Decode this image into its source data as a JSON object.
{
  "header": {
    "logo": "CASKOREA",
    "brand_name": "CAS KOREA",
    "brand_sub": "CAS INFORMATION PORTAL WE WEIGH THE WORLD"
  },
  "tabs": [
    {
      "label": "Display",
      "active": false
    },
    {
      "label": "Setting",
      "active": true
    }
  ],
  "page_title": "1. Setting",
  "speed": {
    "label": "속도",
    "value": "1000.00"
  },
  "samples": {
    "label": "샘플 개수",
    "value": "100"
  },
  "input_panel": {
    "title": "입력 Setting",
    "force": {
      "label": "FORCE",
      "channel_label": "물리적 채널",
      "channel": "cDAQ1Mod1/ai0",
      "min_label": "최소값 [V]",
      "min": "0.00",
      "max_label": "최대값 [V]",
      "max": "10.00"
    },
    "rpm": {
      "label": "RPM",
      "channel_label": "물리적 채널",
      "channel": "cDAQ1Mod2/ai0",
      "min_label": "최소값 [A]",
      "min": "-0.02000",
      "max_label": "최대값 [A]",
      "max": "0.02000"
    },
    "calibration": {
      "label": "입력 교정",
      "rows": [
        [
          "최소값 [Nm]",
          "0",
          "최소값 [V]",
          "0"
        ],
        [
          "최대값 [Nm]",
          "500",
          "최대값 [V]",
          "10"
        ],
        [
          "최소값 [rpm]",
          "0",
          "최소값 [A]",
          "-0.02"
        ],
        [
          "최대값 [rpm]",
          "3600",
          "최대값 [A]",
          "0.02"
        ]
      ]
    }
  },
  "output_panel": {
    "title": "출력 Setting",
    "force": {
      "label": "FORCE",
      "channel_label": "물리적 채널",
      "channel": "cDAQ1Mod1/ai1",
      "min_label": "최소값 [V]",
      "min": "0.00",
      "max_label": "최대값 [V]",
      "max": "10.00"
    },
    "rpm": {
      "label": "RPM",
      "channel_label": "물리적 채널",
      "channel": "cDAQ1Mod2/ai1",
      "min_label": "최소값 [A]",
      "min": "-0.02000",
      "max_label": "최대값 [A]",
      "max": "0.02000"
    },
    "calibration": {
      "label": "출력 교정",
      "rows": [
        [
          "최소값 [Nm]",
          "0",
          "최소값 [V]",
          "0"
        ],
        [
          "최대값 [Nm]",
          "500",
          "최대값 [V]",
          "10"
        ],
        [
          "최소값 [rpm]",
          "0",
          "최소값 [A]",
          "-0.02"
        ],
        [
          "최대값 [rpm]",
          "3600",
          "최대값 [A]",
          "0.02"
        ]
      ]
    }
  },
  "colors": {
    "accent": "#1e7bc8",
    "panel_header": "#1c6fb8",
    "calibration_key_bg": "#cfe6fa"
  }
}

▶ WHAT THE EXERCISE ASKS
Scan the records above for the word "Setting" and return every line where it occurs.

▶ THE ANSWER
      "label": "Setting",
  "page_title": "1. Setting",
    "title": "입력 Setting",
    "title": "출력 Setting",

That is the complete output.